Kudeejeen’s culinary heritage
This might be a place to simply slow down and take a wander, but there are also a few surprises tucked into the narrow lanes of Kudeejeen, many of which display street art by local students in a similar vein to the murals of Penang and elsewhere. Stop for a coffee at the tiny and irresistibly cute Thanusingha Bakery House (Kudeejeen Soi 7). It’s little more than a house with a tin roof, but it’s a great place for a breather and has a real community vibe, especially at weekends when locals pour in for a catch-up. It’s also one of only a handful of spots still making the famous local snack kanom farang kudeejeen, a muffin-like snack made to a Portuguese recipe that’s another hangover from the area’s past. Made of just sugar, flour and egg – plus a few raisins for a bit of bite – it’s a treat that’s crumbly on the inside and yet has a crisp and sugary edge. The muffins are made in-house – you can watch the production in action at the back of the shop – and are especially good when they’re fresh out of the oven and still warm.
What to see in and around Kudeejeen
Wat Kalaya’s striking white pillars make a real impression as you approach – open all day, it’s also worth visiting to see Bangkok’s largest sitting Buddha statue. The Santa Cruz church is often closed other than during services, but even then you can catch a glimpse of its beautiful stained glass windows through the open windows. Wat Prayoon is a particular favourite and worth a visit at night, when the chedi is spectacularly contrasted against the dark sky; come during the day and you can also feed its large turtle population. And mosques in the neighbourhood include Bang Luang, Tonson and Goowotin. All welcome visitors, and Goowotin mosque in particular has a beautifully serene riverside location, set in a former warehouse that could do with a tad more restoration but which looks utterly stunning in its decaying state.
From Kudeejeen, it’s just a short hop back across the river to stroll around the Pak Khlong Talat flower market. It’s also an easy, albeit hot, walk from Wat Prayoon to Wongwian Yai railway station, from where trains leave for Mahachai and onward to the Mae Klong railway market, and where a road beside the track makes it possible to take a pleasant 20-minute walk through an equally multicultural community to Talat Phlu station, passing mosques, Chinese shrines and railway communities along the way.

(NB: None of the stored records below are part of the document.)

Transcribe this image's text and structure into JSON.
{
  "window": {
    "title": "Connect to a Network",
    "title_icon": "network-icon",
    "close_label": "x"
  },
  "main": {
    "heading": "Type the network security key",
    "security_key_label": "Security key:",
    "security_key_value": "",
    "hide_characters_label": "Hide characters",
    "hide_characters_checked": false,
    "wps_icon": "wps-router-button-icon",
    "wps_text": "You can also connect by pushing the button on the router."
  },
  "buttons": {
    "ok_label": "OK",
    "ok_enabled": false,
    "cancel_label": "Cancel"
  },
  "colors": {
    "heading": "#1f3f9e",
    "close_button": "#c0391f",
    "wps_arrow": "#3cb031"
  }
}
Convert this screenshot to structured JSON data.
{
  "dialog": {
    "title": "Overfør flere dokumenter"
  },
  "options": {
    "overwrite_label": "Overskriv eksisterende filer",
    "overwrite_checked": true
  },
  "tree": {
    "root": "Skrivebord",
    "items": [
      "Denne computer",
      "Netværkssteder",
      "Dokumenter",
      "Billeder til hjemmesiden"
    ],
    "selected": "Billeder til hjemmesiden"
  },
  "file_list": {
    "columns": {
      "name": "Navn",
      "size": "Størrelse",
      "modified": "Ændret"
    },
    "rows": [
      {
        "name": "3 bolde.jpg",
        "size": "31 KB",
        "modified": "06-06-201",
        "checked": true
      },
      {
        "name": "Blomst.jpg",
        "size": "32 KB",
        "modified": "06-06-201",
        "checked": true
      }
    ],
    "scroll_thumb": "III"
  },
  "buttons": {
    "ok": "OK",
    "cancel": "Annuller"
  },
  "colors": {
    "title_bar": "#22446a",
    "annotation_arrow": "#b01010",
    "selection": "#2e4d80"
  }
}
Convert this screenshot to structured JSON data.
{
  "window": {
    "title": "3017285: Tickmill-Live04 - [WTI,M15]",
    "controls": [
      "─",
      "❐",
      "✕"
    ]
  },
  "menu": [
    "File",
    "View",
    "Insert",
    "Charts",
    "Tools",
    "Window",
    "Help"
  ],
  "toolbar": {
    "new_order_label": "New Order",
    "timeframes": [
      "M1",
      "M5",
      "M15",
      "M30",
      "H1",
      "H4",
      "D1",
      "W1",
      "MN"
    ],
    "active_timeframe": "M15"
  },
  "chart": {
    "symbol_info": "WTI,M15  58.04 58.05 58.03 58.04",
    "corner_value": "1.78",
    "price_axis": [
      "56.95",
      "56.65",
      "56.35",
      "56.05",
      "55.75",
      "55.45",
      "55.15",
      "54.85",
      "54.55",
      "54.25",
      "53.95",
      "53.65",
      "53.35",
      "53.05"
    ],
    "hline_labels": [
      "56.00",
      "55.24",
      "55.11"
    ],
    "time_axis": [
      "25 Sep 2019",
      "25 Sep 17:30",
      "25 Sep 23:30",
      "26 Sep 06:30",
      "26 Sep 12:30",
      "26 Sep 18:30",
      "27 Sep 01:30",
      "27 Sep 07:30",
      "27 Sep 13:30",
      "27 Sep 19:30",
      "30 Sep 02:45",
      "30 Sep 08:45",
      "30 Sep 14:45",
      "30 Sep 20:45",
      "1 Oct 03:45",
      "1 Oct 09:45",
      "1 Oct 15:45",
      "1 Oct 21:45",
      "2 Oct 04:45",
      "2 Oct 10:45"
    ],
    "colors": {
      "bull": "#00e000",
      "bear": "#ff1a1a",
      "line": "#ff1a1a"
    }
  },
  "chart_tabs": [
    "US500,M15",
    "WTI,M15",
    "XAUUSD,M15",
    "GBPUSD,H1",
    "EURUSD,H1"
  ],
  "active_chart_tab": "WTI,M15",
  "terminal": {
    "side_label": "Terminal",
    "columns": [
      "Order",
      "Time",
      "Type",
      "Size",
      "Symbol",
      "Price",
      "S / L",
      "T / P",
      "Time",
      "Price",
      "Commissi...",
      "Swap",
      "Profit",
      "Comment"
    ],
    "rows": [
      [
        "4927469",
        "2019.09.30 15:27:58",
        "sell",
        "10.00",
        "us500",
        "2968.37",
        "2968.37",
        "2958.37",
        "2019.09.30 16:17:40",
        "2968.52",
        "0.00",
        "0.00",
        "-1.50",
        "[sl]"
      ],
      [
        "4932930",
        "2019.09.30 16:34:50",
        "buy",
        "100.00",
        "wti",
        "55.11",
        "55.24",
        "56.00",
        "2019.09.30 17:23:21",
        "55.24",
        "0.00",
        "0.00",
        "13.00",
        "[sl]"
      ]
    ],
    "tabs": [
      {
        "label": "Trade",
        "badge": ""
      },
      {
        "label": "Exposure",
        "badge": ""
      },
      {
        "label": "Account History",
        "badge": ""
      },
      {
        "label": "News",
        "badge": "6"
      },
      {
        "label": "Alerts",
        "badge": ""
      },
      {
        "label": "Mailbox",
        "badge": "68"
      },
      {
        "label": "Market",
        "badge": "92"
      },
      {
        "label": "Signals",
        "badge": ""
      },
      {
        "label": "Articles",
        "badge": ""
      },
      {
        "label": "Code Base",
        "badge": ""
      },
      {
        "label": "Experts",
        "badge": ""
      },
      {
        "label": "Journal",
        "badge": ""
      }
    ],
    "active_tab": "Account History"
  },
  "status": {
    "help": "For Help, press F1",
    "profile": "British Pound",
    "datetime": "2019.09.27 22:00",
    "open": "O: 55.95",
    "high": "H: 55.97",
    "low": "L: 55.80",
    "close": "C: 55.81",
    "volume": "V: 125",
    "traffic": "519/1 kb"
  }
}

How to get to Kudeejeen
To get to Kudeejeen, take the Chaophaya river boat to the Yodpiman pier close to Pak Khlong Talat flower market, then take a cross-river ferry for three and a half baht from the Atsadang pier at the far end of the Yodpiman River Walk. The ferry lands at the Wat Kalaya pier; a 30-second walk south along the riverfront (in the direction of Sathorn) brings you to Santa Cruz church. To explore the alleys of Kudeejeen, exit the plaza through the gates to the right-hand side as facing the church.
I first explored Kudeejeen as a guest of Expique on their Walks of Bangkok Diversity & Harmony walking tour, and I now work with Expique producing content for their blog and managing their social media channels. I have since returned to Kudeejeen at my own cost – all opinions are my own.